  • Inability to learn new tasks
  • Loss of judgment and reason
  • Loss of inhibitions and belligerence
  • Social Withdrawal
  • Visual hallucinations

AD Early Stage
  • Characteristics
  • Begins with forgetfulness
  • Progresses to disorientation and confusion
  • Personality changes
  • Symptoms of depression/manic behaviors
  • Interventions
  • Medications - Aricept and Cognex (both are
    commercial names).
  • Both increase acetylcholine (Ach) in the brain by
    inhibiting the enzyme that breaks it down.
  • Therapy (deal with depression that often
    accompanies diagnosis
  • Counseling with family

AD - Early Stage
  • Music Therapy
  • Used to relieve depression
  • Coupled with exercise and relaxation techniques
  • Increase or maintain social relationships
    (dancing, improvisation)
  • Maintain positive activities (church choir,
    Handbell choir, Senior social dances, etc.)

AD - Middle Stage
  • Characteristics
  • Need assistance with ADLs
  • Unable to remember names
  • Loss of short-term recall
  • May display anxious, agitated, delusional, or
    obsessive behavior
  • May be physically or verbally aggressive
  • Poor personal hygiene
  • Disturbed sleep
  • Inability to carry on a conversation
  • May use word salad (sentence fragments)
  • Posture may be altered
  • Disoriented to time and place
  • May ask questions repeatedly
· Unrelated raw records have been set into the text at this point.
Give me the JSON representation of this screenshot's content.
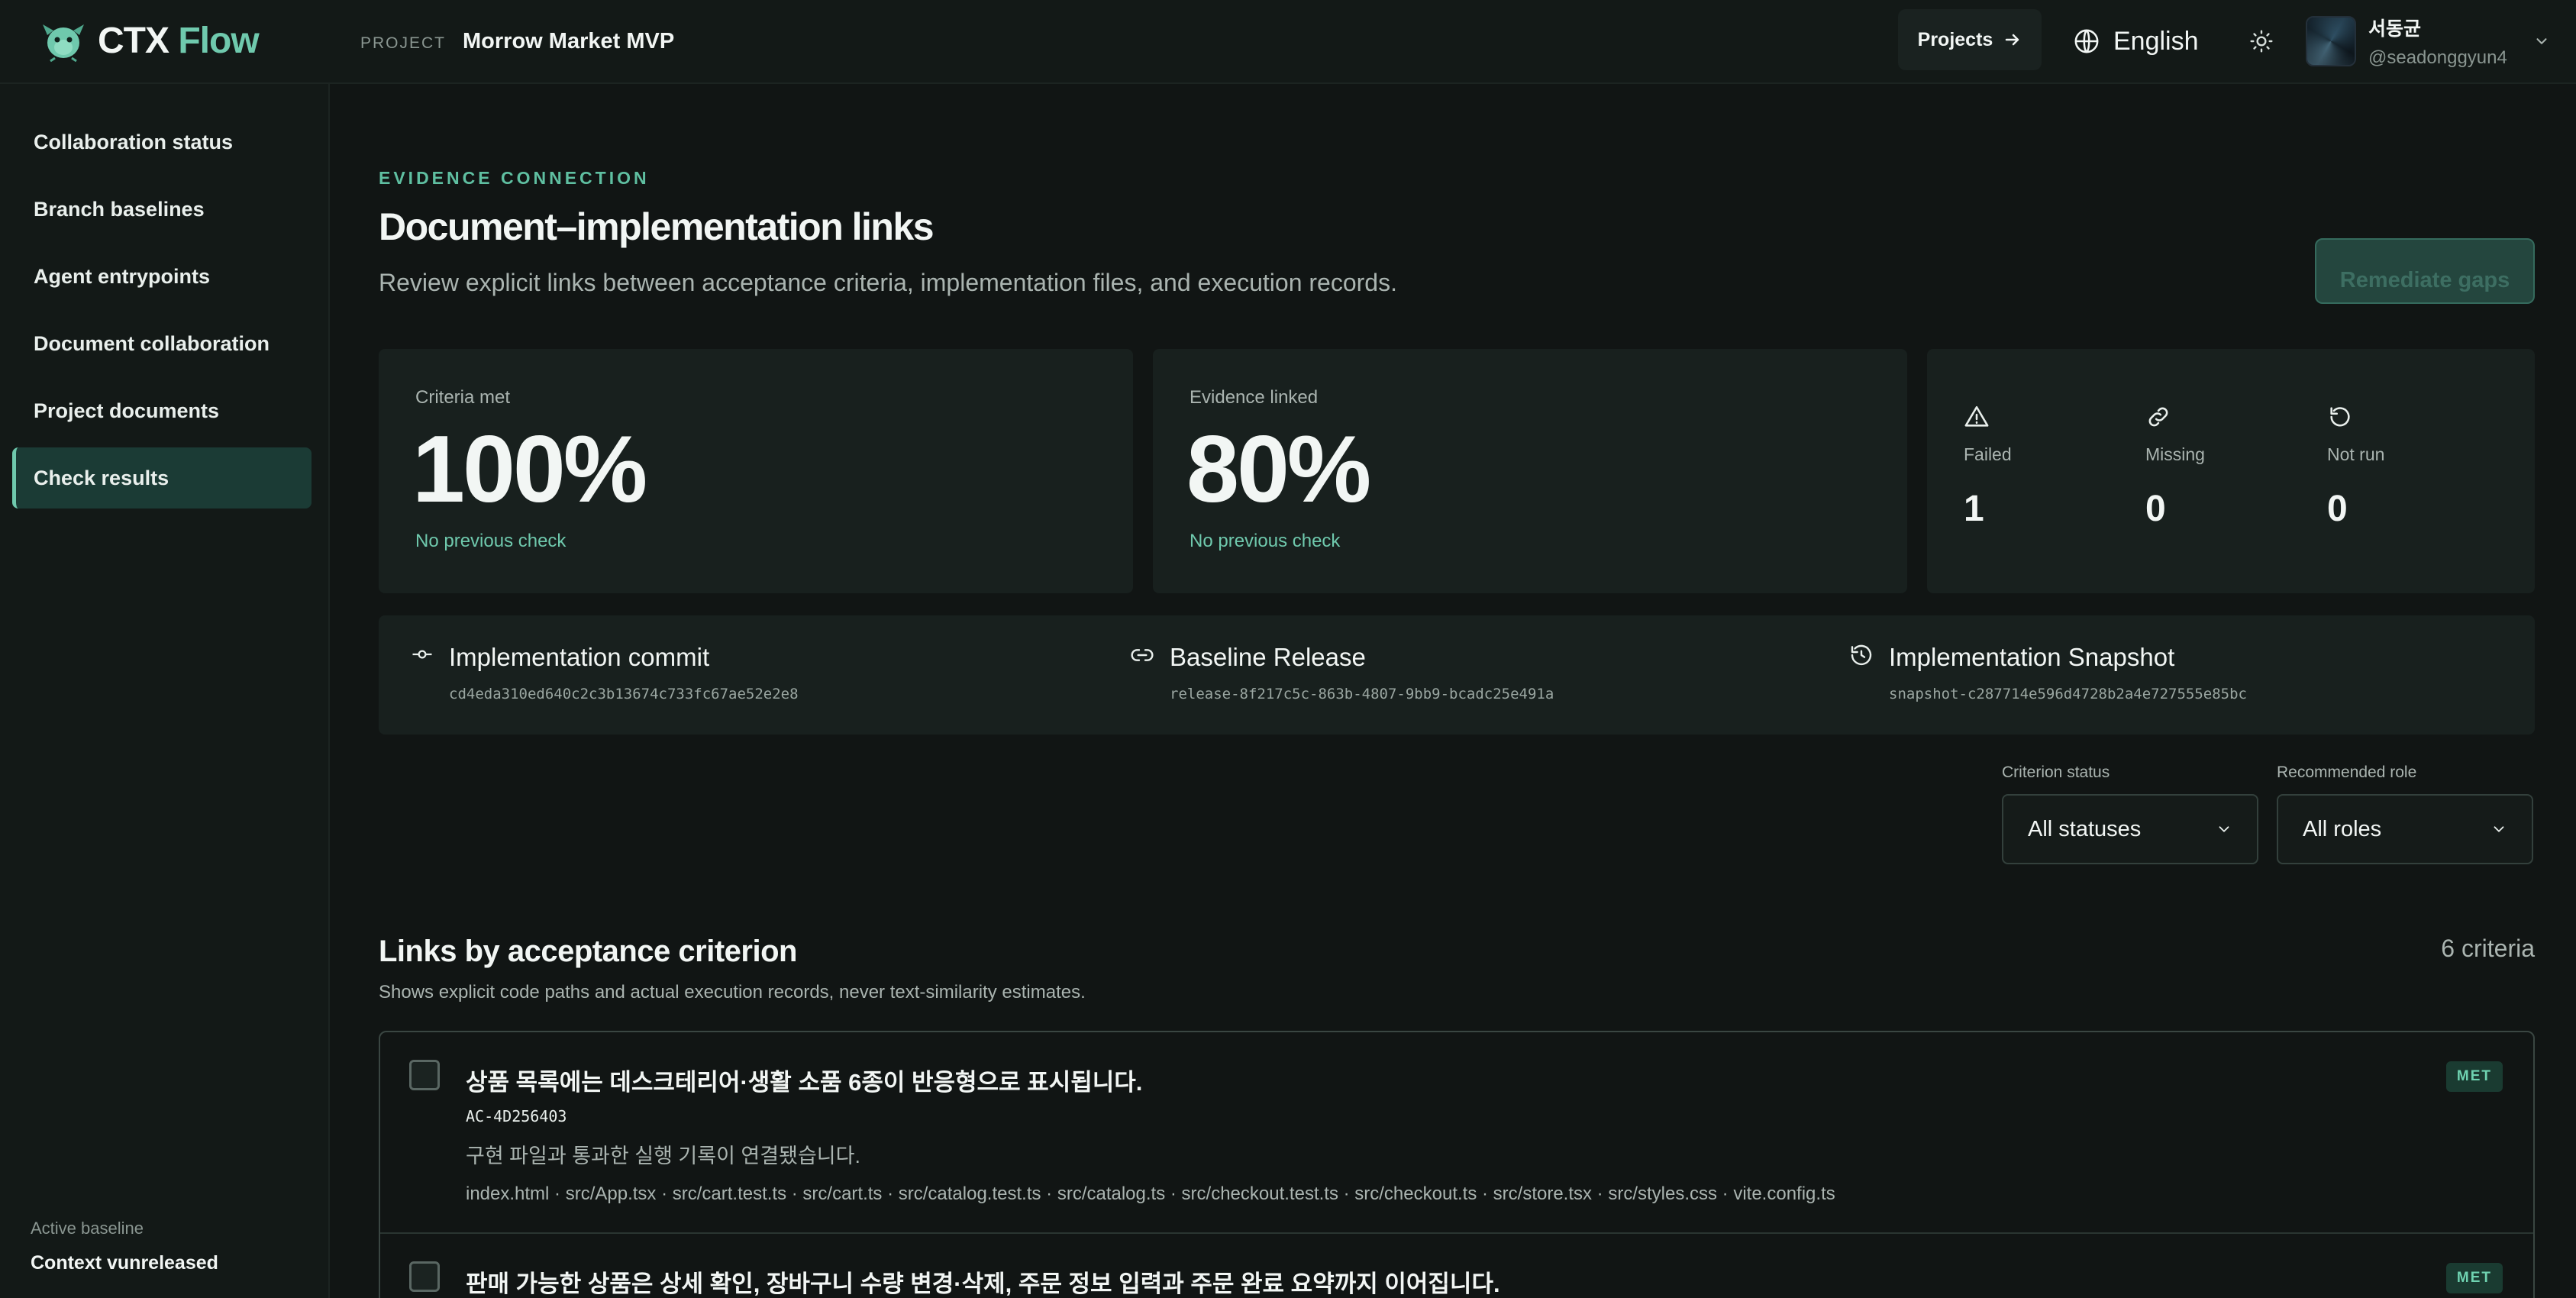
{
  "app": {
    "brand_main": "CTX",
    "brand_accent": "Flow",
    "project_kicker": "PROJECT",
    "project_name": "Morrow Market MVP",
    "projects_button": "Projects",
    "language": "English",
    "user_name": "서동균",
    "user_handle": "@seadonggyun4",
    "accent_color": "#6fc9ad"
  },
  "sidebar": {
    "items": [
      {
        "label": "Collaboration status",
        "active": false
      },
      {
        "label": "Branch baselines",
        "active": false
      },
      {
        "label": "Agent entrypoints",
        "active": false
      },
      {
        "label": "Document collaboration",
        "active": false
      },
      {
        "label": "Project documents",
        "active": false
      },
      {
        "label": "Check results",
        "active": true
      }
    ],
    "baseline_label": "Active baseline",
    "baseline_value": "Context vunreleased"
  },
  "header": {
    "kicker": "EVIDENCE CONNECTION",
    "title": "Document–implementation links",
    "description": "Review explicit links between acceptance criteria, implementation files, and execution records.",
    "remediate_button": "Remediate gaps"
  },
  "metrics": {
    "criteria": {
      "label": "Criteria met",
      "value": "100%",
      "sub": "No previous check"
    },
    "evidence": {
      "label": "Evidence linked",
      "value": "80%",
      "sub": "No previous check"
    },
    "failed": {
      "label": "Failed",
      "value": "1",
      "icon": "warning-triangle-icon"
    },
    "missing": {
      "label": "Missing",
      "value": "0",
      "icon": "link-icon"
    },
    "not_run": {
      "label": "Not run",
      "value": "0",
      "icon": "rotate-icon"
    }
  },
  "refs": {
    "commit": {
      "title": "Implementation commit",
      "hash": "cd4eda310ed640c2c3b13674c733fc67ae52e2e8",
      "icon": "commit-icon"
    },
    "release": {
      "title": "Baseline Release",
      "hash": "release-8f217c5c-863b-4807-9bb9-bcadc25e491a",
      "icon": "link-icon"
    },
    "snapshot": {
      "title": "Implementation Snapshot",
      "hash": "snapshot-c287714e596d4728b2a4e727555e85bc",
      "icon": "history-icon"
    }
  },
  "filters": {
    "status_label": "Criterion status",
    "status_value": "All statuses",
    "role_label": "Recommended role",
    "role_value": "All roles"
  },
  "criteria": {
    "title": "Links by acceptance criterion",
    "count": "6 criteria",
    "description": "Shows explicit code paths and actual execution records, never text-similarity estimates.",
    "rows": [
      {
        "title": "상품 목록에는 데스크테리어·생활 소품 6종이 반응형으로 표시됩니다.",
        "id": "AC-4D256403",
        "desc": "구현 파일과 통과한 실행 기록이 연결됐습니다.",
        "files": "index.html · src/App.tsx · src/cart.test.ts · src/cart.ts · src/catalog.test.ts · src/catalog.ts · src/checkout.test.ts · src/checkout.ts · src/store.tsx · src/styles.css · vite.config.ts",
        "badge": "MET"
      },
      {
        "title": "판매 가능한 상품은 상세 확인, 장바구니 수량 변경·삭제, 주문 정보 입력과 주문 완료 요약까지 이어집니다.",
        "badge": "MET"
      }
    ]
  }
}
AD - Middle Stage
  • Interventions
  • Validation Therapy
  • Structured Areas for Mobility
  • Positive, nurturing, loving environment
  • Music Therapy
  • Provides avenue for social interaction
    (Instrumental Improvisation TGS, Guided Music
  • Provides a medium for verbal/non-verbal
    expression (TGS)
  • Can help maintain cognitive and affective

AD - Middle Stage
  • MT (contd)
  • Music associated with positive memories will
    evoke a positive response.
  • Use client preferred music
  • Music from late teens through early 30s
  • Lower keys (F3 to C5 for women one octave lower
    for men
  • Only use sheet music when helpful might be a
  • Dancing allows for intimacy between spouses
  • Mallet in dominant hand, drum in non-dominant
    hand so one can play independently
  • Careful - some may react to loud noises adversely

AD - Late Stage
  • Characteristics
  • Loss of verbal articulation
  • Loss of ambulation
  • Bowel and bladder incontinence
  • Extended sleep patterns
  • Unresponsive to most stimuli
  • Interventions
  • Caring for physical needs
  • Maintain integrity of the skin
  • Medical interventions
  • Most activities are inaccessible

AD - Late Stage
  • Music Therapy
  • Tape by bedside
  • Gentle singing by therapist one-sided, client
    will not participate
  • Can provide some connection between patient and
    family members through singing
  • Use a calm voice
  • Utilize touch holding hands, hugging, rocking,
    hand on shoulder, etc.